Exercise goal
The answer should be a faithful retyping of the records that follow, pictures excluded.

Exercise input

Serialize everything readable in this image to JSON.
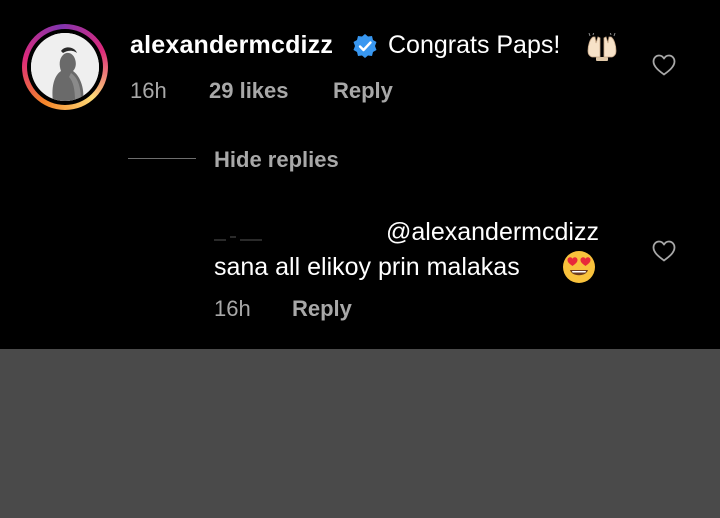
{
  "comment": {
    "username": "alexandermcdizz",
    "text": "Congrats Paps!",
    "time": "16h",
    "likes": "29 likes",
    "reply_label": "Reply"
  },
  "replies_toggle": "Hide replies",
  "reply": {
    "mention": "@alexandermcdizz",
    "text": "sana all elikoy prin malakas",
    "time": "16h",
    "reply_label": "Reply"
  },
  "icons": {
    "verified": "verified-badge-icon",
    "like": "heart-outline-icon",
    "emoji_1": "raised-hands-emoji",
    "emoji_2": "heart-eyes-emoji"
  },
  "colors": {
    "background": "#000000",
    "text": "#ffffff",
    "muted": "#a8a8a8",
    "verified": "#3897f0",
    "lower_area": "#4a4a4a"
  }
}
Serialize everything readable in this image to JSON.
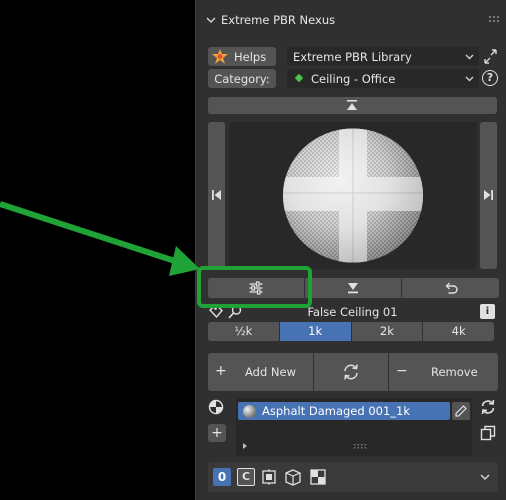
{
  "panel": {
    "title": "Extreme PBR Nexus"
  },
  "library": {
    "helps_label": "Helps",
    "library_value": "Extreme PBR Library",
    "category_label": "Category:",
    "category_value": "Ceiling - Office",
    "help_glyph": "?"
  },
  "preview": {
    "material_name": "False Ceiling 01",
    "info_glyph": "i"
  },
  "resolutions": {
    "options": [
      "½k",
      "1k",
      "2k",
      "4k"
    ],
    "selected": "1k"
  },
  "actions": {
    "add_label": "Add New",
    "remove_label": "Remove",
    "add_symbol": "+",
    "remove_symbol": "−"
  },
  "material_list": {
    "items": [
      {
        "label": "Asphalt Damaged 001_1k"
      }
    ]
  },
  "bottom_bar": {
    "zero_label": "0",
    "c_label": "C",
    "plus_symbol": "+"
  },
  "colors": {
    "accent": "#4772b3",
    "annotation": "#1fa236",
    "panel_bg": "#303030",
    "button_bg": "#545454",
    "field_bg": "#282828"
  },
  "icons": [
    "chevron-down-icon",
    "grip-icon",
    "helps-star-icon",
    "external-link-icon",
    "category-diamond-icon",
    "help-icon",
    "move-to-top-icon",
    "skip-previous-icon",
    "skip-next-icon",
    "sliders-icon",
    "move-to-bottom-icon",
    "undo-icon",
    "tag-icon",
    "magnifier-icon",
    "info-icon",
    "refresh-icon",
    "material-ball-icon",
    "edit-icon",
    "expand-icon",
    "sphere-icon",
    "add-icon",
    "copy-icon",
    "cube-icon",
    "box-icon",
    "checker-icon"
  ]
}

Task solution
Serialize everything readable in this image to JSON.
{
  "comment": {
    "username": "alexandermcdizz",
    "text": "Congrats Paps!",
    "time": "16h",
    "likes": "29 likes",
    "reply_label": "Reply"
  },
  "replies_toggle": "Hide replies",
  "reply": {
    "mention": "@alexandermcdizz",
    "text": "sana all elikoy prin malakas",
    "time": "16h",
    "reply_label": "Reply"
  },
  "icons": {
    "verified": "verified-badge-icon",
    "like": "heart-outline-icon",
    "emoji_1": "raised-hands-emoji",
    "emoji_2": "heart-eyes-emoji"
  },
  "colors": {
    "background": "#000000",
    "text": "#ffffff",
    "muted": "#a8a8a8",
    "verified": "#3897f0",
    "lower_area": "#4a4a4a"
  }
}
Serialize everything readable in this image to JSON.
{
  "panel": {
    "title": "Extreme PBR Nexus"
  },
  "library": {
    "helps_label": "Helps",
    "library_value": "Extreme PBR Library",
    "category_label": "Category:",
    "category_value": "Ceiling - Office",
    "help_glyph": "?"
  },
  "preview": {
    "material_name": "False Ceiling 01",
    "info_glyph": "i"
  },
  "resolutions": {
    "options": [
      "½k",
      "1k",
      "2k",
      "4k"
    ],
    "selected": "1k"
  },
  "actions": {
    "add_label": "Add New",
    "remove_label": "Remove",
    "add_symbol": "+",
    "remove_symbol": "−"
  },
  "material_list": {
    "items": [
      {
        "label": "Asphalt Damaged 001_1k"
      }
    ]
  },
  "bottom_bar": {
    "zero_label": "0",
    "c_label": "C",
    "plus_symbol": "+"
  },
  "colors": {
    "accent": "#4772b3",
    "annotation": "#1fa236",
    "panel_bg": "#303030",
    "button_bg": "#545454",
    "field_bg": "#282828"
  },
  "icons": [
    "chevron-down-icon",
    "grip-icon",
    "helps-star-icon",
    "external-link-icon",
    "category-diamond-icon",
    "help-icon",
    "move-to-top-icon",
    "skip-previous-icon",
    "skip-next-icon",
    "sliders-icon",
    "move-to-bottom-icon",
    "undo-icon",
    "tag-icon",
    "magnifier-icon",
    "info-icon",
    "refresh-icon",
    "material-ball-icon",
    "edit-icon",
    "expand-icon",
    "sphere-icon",
    "add-icon",
    "copy-icon",
    "cube-icon",
    "box-icon",
    "checker-icon"
  ]
}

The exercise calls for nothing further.